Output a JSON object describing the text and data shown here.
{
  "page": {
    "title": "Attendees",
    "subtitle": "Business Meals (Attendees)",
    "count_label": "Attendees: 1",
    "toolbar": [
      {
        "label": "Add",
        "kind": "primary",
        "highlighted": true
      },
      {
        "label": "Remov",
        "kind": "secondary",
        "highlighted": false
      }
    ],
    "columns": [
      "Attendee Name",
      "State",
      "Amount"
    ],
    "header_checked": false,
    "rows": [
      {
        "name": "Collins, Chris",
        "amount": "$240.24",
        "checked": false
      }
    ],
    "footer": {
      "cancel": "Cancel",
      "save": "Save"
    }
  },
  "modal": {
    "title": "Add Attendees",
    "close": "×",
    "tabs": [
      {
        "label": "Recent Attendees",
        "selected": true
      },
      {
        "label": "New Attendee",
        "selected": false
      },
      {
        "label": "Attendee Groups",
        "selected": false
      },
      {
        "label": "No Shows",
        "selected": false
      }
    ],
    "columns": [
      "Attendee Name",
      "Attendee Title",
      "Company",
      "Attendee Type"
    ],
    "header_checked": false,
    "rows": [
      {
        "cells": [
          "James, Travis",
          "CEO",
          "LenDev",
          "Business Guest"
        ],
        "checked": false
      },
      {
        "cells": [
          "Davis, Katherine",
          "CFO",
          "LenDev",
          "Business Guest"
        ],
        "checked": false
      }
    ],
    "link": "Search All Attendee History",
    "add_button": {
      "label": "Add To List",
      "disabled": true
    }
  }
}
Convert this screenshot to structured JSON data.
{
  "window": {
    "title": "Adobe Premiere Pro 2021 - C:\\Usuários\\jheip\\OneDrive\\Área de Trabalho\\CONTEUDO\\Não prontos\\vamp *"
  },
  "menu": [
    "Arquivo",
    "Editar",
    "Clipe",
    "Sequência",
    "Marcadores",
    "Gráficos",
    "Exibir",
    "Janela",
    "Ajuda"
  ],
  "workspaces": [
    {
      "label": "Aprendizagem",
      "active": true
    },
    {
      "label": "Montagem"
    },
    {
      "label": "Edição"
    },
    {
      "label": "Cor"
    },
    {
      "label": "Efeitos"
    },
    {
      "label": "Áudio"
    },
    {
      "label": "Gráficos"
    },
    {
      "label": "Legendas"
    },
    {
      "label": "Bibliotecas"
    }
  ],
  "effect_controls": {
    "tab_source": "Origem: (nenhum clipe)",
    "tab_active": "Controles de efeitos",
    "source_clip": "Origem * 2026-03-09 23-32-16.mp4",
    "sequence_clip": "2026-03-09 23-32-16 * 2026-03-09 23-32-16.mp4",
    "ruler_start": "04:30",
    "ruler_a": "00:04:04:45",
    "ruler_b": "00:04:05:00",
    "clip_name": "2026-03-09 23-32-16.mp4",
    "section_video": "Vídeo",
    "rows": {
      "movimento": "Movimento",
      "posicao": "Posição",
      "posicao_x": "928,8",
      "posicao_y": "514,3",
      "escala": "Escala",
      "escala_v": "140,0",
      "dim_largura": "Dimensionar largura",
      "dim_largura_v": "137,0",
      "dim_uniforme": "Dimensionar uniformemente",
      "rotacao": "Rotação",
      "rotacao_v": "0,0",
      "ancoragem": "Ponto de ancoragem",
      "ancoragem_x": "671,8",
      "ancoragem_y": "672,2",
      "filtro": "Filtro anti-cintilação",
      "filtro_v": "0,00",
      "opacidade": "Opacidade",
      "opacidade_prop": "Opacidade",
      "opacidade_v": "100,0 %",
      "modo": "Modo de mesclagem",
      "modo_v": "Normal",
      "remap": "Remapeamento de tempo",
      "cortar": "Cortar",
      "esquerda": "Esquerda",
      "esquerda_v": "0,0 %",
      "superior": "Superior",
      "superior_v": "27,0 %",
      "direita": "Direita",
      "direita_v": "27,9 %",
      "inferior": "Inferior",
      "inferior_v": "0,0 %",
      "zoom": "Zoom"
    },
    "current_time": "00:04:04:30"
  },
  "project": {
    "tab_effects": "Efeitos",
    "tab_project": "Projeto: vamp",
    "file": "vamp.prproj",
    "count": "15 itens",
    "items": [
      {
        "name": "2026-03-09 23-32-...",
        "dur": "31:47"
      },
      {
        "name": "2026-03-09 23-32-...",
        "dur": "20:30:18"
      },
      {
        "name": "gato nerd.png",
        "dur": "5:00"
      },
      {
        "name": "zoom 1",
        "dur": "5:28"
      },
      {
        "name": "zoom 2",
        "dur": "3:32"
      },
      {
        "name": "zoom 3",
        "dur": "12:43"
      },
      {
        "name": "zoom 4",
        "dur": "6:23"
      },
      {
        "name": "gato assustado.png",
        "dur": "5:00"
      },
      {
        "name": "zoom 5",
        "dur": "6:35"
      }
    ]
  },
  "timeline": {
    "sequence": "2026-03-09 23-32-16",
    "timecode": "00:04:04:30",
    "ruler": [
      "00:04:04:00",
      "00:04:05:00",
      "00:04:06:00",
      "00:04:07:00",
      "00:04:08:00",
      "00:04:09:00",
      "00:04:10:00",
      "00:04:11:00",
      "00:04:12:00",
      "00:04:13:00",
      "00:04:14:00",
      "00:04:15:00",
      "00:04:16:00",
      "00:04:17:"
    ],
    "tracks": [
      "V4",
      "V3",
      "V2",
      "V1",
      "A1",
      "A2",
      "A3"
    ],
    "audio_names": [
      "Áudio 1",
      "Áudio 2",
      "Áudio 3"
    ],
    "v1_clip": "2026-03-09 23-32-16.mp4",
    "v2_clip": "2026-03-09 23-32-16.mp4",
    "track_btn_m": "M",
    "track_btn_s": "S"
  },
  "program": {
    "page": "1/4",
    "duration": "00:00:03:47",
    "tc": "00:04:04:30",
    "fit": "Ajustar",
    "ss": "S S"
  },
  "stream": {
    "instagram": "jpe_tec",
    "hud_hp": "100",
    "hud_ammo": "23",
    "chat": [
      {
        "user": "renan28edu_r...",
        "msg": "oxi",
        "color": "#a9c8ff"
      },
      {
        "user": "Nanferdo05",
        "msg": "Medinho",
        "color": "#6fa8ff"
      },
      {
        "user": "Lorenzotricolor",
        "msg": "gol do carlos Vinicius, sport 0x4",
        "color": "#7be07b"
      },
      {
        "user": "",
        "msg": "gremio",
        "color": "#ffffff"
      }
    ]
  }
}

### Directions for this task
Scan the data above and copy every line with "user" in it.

### Result of this task
        "user": "renan28edu_r...",
        "user": "Nanferdo05",
        "user": "Lorenzotricolor",
        "user": "",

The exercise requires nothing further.